Back in 1972, the No-Till Farmer editors estimated there were 3.3 million acres of no-till in the U.S. By 2012, the no-tilled acres had increased to 96.4 million acres. The No-Till-Age chart below shows the steady growth that we’ve seen since 1972.
From 1972 through 1988, our editors asked the state conservationists of the Soil Conservation Service (now the Natural Resources Conservation Service) for their best guesses as to what the no-till acreage was in each state.
From 1989 to 2004, the Conservation Technology Information Center (CTIC) conducted a survey with NRCS funding to obtain tillage practices data in all 3,092 counties in the U.S. After federal funding for this project was cut off, CTIC conducted surveys from 2007 to 2008 in a limited number of counties and projected the data.
For the first time in 2012, farmers were asked in the U.S. Ag Census to provide data on no-tilled acres. This data led to the 96.4 million acres of no-till for 2012.

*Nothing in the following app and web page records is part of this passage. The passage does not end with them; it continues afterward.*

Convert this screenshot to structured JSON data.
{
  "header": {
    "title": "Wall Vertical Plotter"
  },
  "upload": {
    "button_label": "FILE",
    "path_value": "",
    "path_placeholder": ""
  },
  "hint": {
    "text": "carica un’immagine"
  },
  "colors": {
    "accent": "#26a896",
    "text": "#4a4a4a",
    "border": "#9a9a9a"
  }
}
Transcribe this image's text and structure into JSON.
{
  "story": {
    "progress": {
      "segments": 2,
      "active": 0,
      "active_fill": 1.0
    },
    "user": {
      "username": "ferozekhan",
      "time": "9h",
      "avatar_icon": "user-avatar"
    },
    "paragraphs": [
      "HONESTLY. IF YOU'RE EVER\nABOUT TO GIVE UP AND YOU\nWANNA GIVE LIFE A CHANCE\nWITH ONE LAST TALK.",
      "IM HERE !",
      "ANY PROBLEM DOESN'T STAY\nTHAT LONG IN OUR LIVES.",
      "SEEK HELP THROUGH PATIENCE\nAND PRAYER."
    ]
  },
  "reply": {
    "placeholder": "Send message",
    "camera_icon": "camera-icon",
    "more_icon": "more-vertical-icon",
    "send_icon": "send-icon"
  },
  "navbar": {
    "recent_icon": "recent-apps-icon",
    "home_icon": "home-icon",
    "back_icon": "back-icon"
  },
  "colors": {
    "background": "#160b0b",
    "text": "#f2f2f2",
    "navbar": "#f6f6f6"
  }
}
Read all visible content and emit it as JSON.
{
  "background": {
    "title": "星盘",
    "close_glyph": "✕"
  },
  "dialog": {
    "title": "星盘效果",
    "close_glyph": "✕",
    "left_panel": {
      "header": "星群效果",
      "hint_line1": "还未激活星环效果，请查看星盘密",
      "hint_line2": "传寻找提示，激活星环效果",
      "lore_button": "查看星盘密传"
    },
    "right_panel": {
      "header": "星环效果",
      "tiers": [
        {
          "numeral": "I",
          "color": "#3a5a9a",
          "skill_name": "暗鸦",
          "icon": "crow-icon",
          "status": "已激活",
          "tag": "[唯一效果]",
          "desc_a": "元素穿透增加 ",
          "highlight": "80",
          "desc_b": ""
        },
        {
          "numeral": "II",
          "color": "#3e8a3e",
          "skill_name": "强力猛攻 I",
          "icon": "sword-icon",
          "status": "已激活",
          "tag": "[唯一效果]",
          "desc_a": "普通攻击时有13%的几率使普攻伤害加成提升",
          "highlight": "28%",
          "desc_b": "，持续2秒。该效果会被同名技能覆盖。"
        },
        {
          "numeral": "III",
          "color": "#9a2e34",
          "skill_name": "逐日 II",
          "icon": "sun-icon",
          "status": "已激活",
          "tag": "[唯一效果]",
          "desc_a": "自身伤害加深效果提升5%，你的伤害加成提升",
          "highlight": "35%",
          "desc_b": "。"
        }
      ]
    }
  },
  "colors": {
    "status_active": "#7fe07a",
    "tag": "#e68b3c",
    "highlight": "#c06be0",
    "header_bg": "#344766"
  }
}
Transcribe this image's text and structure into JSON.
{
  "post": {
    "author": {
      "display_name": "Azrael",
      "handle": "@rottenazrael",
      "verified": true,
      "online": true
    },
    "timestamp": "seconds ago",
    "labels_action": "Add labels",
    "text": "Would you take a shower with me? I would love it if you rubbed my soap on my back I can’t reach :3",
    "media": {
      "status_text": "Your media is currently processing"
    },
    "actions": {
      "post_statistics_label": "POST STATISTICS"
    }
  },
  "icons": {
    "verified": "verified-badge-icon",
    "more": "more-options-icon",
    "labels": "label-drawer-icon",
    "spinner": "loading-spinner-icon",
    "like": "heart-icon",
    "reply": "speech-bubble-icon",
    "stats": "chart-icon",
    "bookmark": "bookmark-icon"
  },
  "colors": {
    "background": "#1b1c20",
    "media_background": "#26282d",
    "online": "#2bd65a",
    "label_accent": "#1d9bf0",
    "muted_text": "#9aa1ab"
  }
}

In 1972, no-till made up less than 2% of the total tilled acreage, followed by minimum tillage with 13% of the acreage and conventional tillage at 85%.